While journalism release does not outright prevent the possibility of brand-new physical RadioShack locations, it’s clear that REV thinks the future of retail isn’t to be discovered in your regional strip mall. As the United States mulls even more lockdowns in response to the continuing COVID-19 pandemic, it’s difficult to disagree. There will be countless bored kids and grownups trying to find something to do throughout the long winter season nights, and an electronic package or 2 delivered to their door might be simply the thing.
REV says they prepare to relaunch the rather outdated RadioShack site just in time for the company’s 100th anniversary in 2021. As of this composing the website currently states that sales have been temporarily stopped to permit inventory restructuring, though it’s uncertain if this is straight related to the buyout or not. Getting an accurate count of how much product the company still has on hand after shuttering most of their physical locations in 2017 certainly sounds like something the brand-new owners would wish to do.
Like most of you, we have fond memories of the Golden Age of RadioShack, back prior to they thought selling phones and TVs was in some way an excellent concept. To their credit, they did try and rekindle their relationship with hackers and makers by asking the community what they ‘d wish to see in their stores. However we all know how that story ended. While it does not appear like this news will get us any closer to having an area shop that stocks resistors, there’s a specific convenience in understanding that RadioShack sets and books will still be around for the next generation.
RadioShack’s shambling remains were given another shock of life today when they were acquired by another business that prepares to relaunch the once-great merchant as an online-focused brand name.

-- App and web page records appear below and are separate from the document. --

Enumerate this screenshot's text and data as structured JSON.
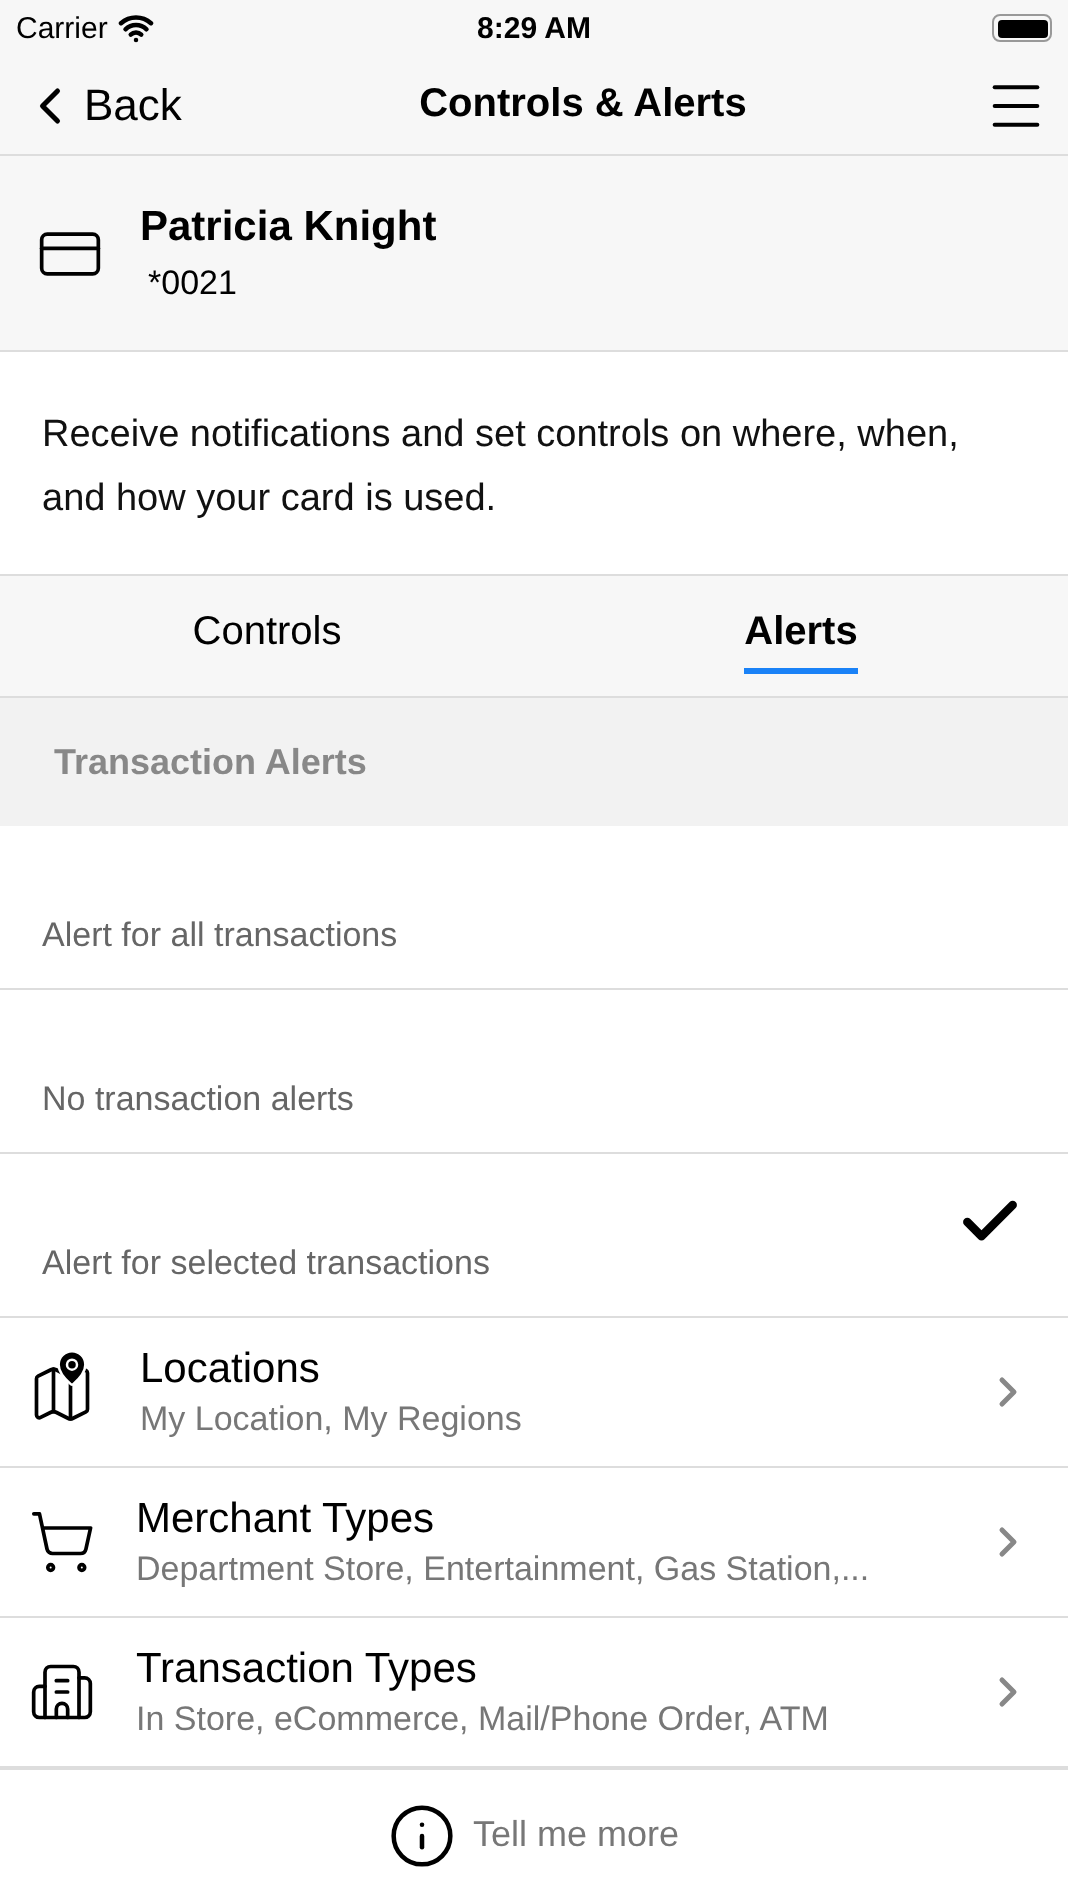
{
  "status_bar": {
    "carrier": "Carrier",
    "time": "8:29 AM"
  },
  "nav": {
    "back": "Back",
    "title": "Controls & Alerts"
  },
  "card": {
    "name": "Patricia Knight",
    "number": "*0021"
  },
  "description": "Receive notifications and set controls on where, when, and how your card is used.",
  "tabs": [
    {
      "label": "Controls",
      "selected": false
    },
    {
      "label": "Alerts",
      "selected": true
    }
  ],
  "section_header": "Transaction Alerts",
  "alert_options": [
    {
      "label": "Alert for all transactions",
      "selected": false
    },
    {
      "label": "No transaction alerts",
      "selected": false
    },
    {
      "label": "Alert for selected transactions",
      "selected": true
    }
  ],
  "categories": [
    {
      "kind": "map",
      "title": "Locations",
      "subtitle": "My Location, My Regions"
    },
    {
      "kind": "cart",
      "title": "Merchant Types",
      "subtitle": "Department Store, Entertainment, Gas Station,..."
    },
    {
      "kind": "buildings",
      "title": "Transaction Types",
      "subtitle": "In Store, eCommerce, Mail/Phone Order, ATM"
    }
  ],
  "footer": {
    "label": "Tell me more"
  }
}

The shop’s remains were bought by Retail Ecommerce Ventures (REV), a start-up founded in 2019 that’s been scooping up brands from other faded retail giants also, consisting of Pier 1, Modell’s Sporting Product, Dressbarn, and more. REV says RadioShack’s website currently has “strong existing sales and sales capacity,” and the business is “confident” it can even more raise awareness of the brand name worldwide.

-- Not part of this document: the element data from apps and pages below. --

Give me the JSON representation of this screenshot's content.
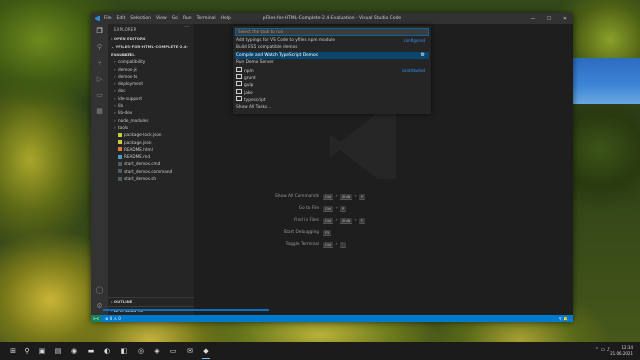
{
  "window": {
    "title": "pFiles-for-HTML-Complete-2.4-Evaluation - Visual Studio Code",
    "menu": [
      "File",
      "Edit",
      "Selection",
      "View",
      "Go",
      "Run",
      "Terminal",
      "Help"
    ],
    "controls": [
      "—",
      "☐",
      "✕"
    ]
  },
  "activity_bar": [
    "files-icon",
    "search-icon",
    "source-control-icon",
    "run-debug-icon",
    "remote-explorer-icon",
    "extensions-icon",
    "account-icon",
    "settings-gear-icon"
  ],
  "sidebar": {
    "header": "EXPLORER",
    "open_editors": "OPEN EDITORS",
    "folder": "YFILES-FOR-HTML-COMPLETE-2.4-EVALUATI...",
    "items": [
      {
        "label": ".vscode",
        "type": "folder"
      },
      {
        "label": "compatibility",
        "type": "folder"
      },
      {
        "label": "demos-js",
        "type": "folder"
      },
      {
        "label": "demos-ts",
        "type": "folder"
      },
      {
        "label": "deployment",
        "type": "folder"
      },
      {
        "label": "doc",
        "type": "folder"
      },
      {
        "label": "ide-support",
        "type": "folder"
      },
      {
        "label": "lib",
        "type": "folder"
      },
      {
        "label": "lib-dev",
        "type": "folder"
      },
      {
        "label": "node_modules",
        "type": "folder"
      },
      {
        "label": "tools",
        "type": "folder"
      },
      {
        "label": "package-lock.json",
        "type": "json"
      },
      {
        "label": "package.json",
        "type": "json"
      },
      {
        "label": "README.html",
        "type": "html"
      },
      {
        "label": "README.md",
        "type": "md"
      },
      {
        "label": "start_demos.cmd",
        "type": "cmd"
      },
      {
        "label": "start_demos.command",
        "type": "cmd"
      },
      {
        "label": "start_demos.sh",
        "type": "sh"
      }
    ],
    "outline": "OUTLINE",
    "npm_scripts": "NPM SCRIPTS"
  },
  "quick_pick": {
    "placeholder": "Select the task to run",
    "items": [
      {
        "label": "Add typings for VS Code to yfiles npm module",
        "tag": "configured"
      },
      {
        "label": "Build ES5 compatible demos",
        "tag": ""
      },
      {
        "label": "Compile and Watch TypeScript Demos",
        "tag": "",
        "selected": true
      },
      {
        "label": "Run Demo Server",
        "tag": ""
      },
      {
        "label": "npm",
        "tag": "contributed",
        "folder": true
      },
      {
        "label": "grunt",
        "tag": "",
        "folder": true
      },
      {
        "label": "gulp",
        "tag": "",
        "folder": true
      },
      {
        "label": "jake",
        "tag": "",
        "folder": true
      },
      {
        "label": "typescript",
        "tag": "",
        "folder": true
      },
      {
        "label": "Show All Tasks...",
        "tag": ""
      }
    ]
  },
  "shortcuts": [
    {
      "label": "Show All Commands",
      "keys": [
        "Ctrl",
        "Shift",
        "P"
      ]
    },
    {
      "label": "Go to File",
      "keys": [
        "Ctrl",
        "P"
      ]
    },
    {
      "label": "Find in Files",
      "keys": [
        "Ctrl",
        "Shift",
        "F"
      ]
    },
    {
      "label": "Start Debugging",
      "keys": [
        "F5"
      ]
    },
    {
      "label": "Toggle Terminal",
      "keys": [
        "Ctrl",
        "`"
      ]
    }
  ],
  "status_bar": {
    "remote": "><",
    "problems": "⊗ 0 ⚠ 0",
    "right": "⚲  🔔"
  },
  "taskbar": {
    "time": "12:34",
    "date": "21.06.2021"
  },
  "colors": {
    "accent": "#007acc",
    "selection": "#094771",
    "link": "#3794ff"
  }
}
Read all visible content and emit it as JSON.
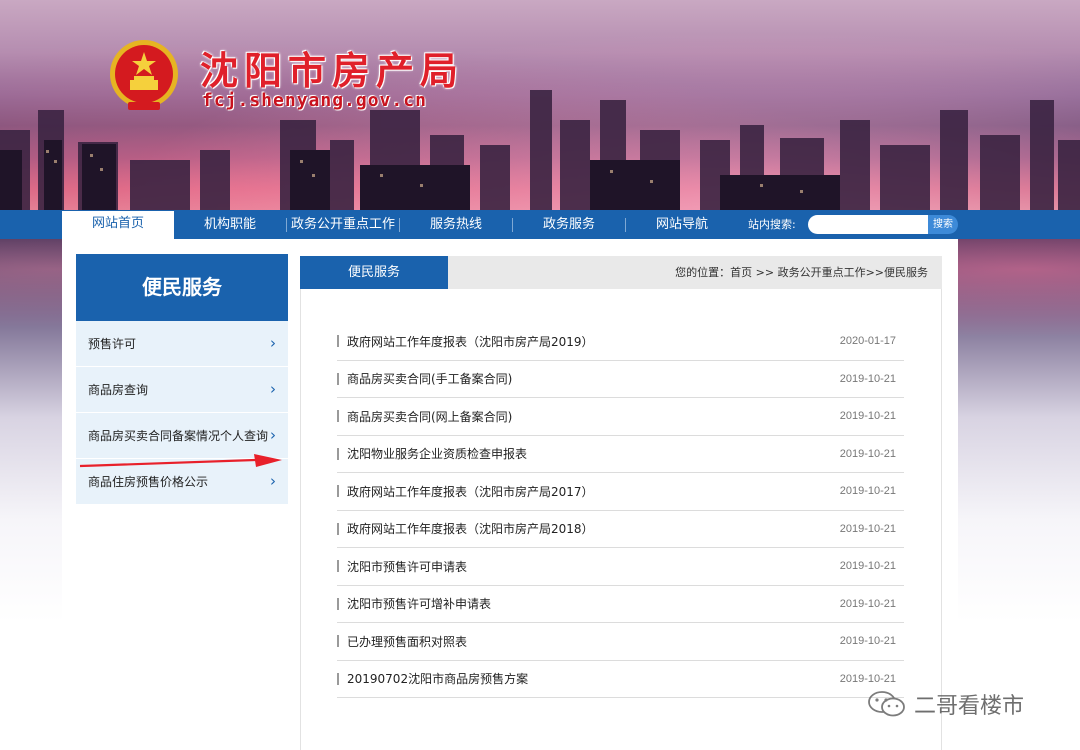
{
  "header": {
    "site_title": "沈阳市房产局",
    "site_domain": "fcj.shenyang.gov.cn"
  },
  "nav": {
    "items": [
      {
        "label": "网站首页",
        "active": true
      },
      {
        "label": "机构职能",
        "active": false
      },
      {
        "label": "政务公开重点工作",
        "active": false
      },
      {
        "label": "服务热线",
        "active": false
      },
      {
        "label": "政务服务",
        "active": false
      },
      {
        "label": "网站导航",
        "active": false
      }
    ],
    "search_label": "站内搜索:",
    "search_value": "",
    "search_button": "搜索"
  },
  "sidebar": {
    "title": "便民服务",
    "items": [
      {
        "label": "预售许可"
      },
      {
        "label": "商品房查询"
      },
      {
        "label": "商品房买卖合同备案情况个人查询"
      },
      {
        "label": "商品住房预售价格公示"
      }
    ]
  },
  "main": {
    "tab_label": "便民服务",
    "breadcrumb": "您的位置：首页 >> 政务公开重点工作>>便民服务",
    "rows": [
      {
        "title": "政府网站工作年度报表（沈阳市房产局2019）",
        "date": "2020-01-17"
      },
      {
        "title": "商品房买卖合同(手工备案合同)",
        "date": "2019-10-21"
      },
      {
        "title": "商品房买卖合同(网上备案合同)",
        "date": "2019-10-21"
      },
      {
        "title": "沈阳物业服务企业资质检查申报表",
        "date": "2019-10-21"
      },
      {
        "title": "政府网站工作年度报表（沈阳市房产局2017）",
        "date": "2019-10-21"
      },
      {
        "title": "政府网站工作年度报表（沈阳市房产局2018）",
        "date": "2019-10-21"
      },
      {
        "title": "沈阳市预售许可申请表",
        "date": "2019-10-21"
      },
      {
        "title": "沈阳市预售许可增补申请表",
        "date": "2019-10-21"
      },
      {
        "title": "已办理预售面积对照表",
        "date": "2019-10-21"
      },
      {
        "title": "20190702沈阳市商品房预售方案",
        "date": "2019-10-21"
      }
    ]
  },
  "watermark": {
    "text": "二哥看楼市",
    "icon": "wechat-icon"
  },
  "colors": {
    "brand_blue": "#1a62ad",
    "title_red": "#e0202a",
    "annotation_red": "#e8202a"
  }
}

REV claims it’s effectively turned around other business it’s introduced as online brand names. The Wall Street Journal reported that Dressbarn more than doubled its income between the 2nd and first quarter of 2020.
RadioShack was founded in 1921 and ended up being a retail staple in the ’80s and ’90s for anyone wanting to grab tech fundamentals. For a long time, that implied actual radio elements, but ended up consisting of great deals of electronic toys (one Verge editor fondly remembers his Armatron) and eventually phones. Its fortunes declined vastly as online shopping showed up, and the company filed for personal bankruptcy twice in the past five years. RadioShack still certifies its name to third-party “licensed” stores and sells branded products within some locations of HobbyTown, a crafts retailer– comparable to how you can still find “Sharper Image” items at Kohl’s although that seller shut its physical doors over a years back. REV didn’t say whether those RadioShack licenses would remain. How Much Does Radioshack Charge To Fix Galaxy S3 Screen
REV says it will “soon relaunch” RadioShack’s site. So for those of you still clinging on to fond memories of the shop, there’ll be a familiar enough place to go when you want to purchase overpriced HDMI cables and knockoff headphones.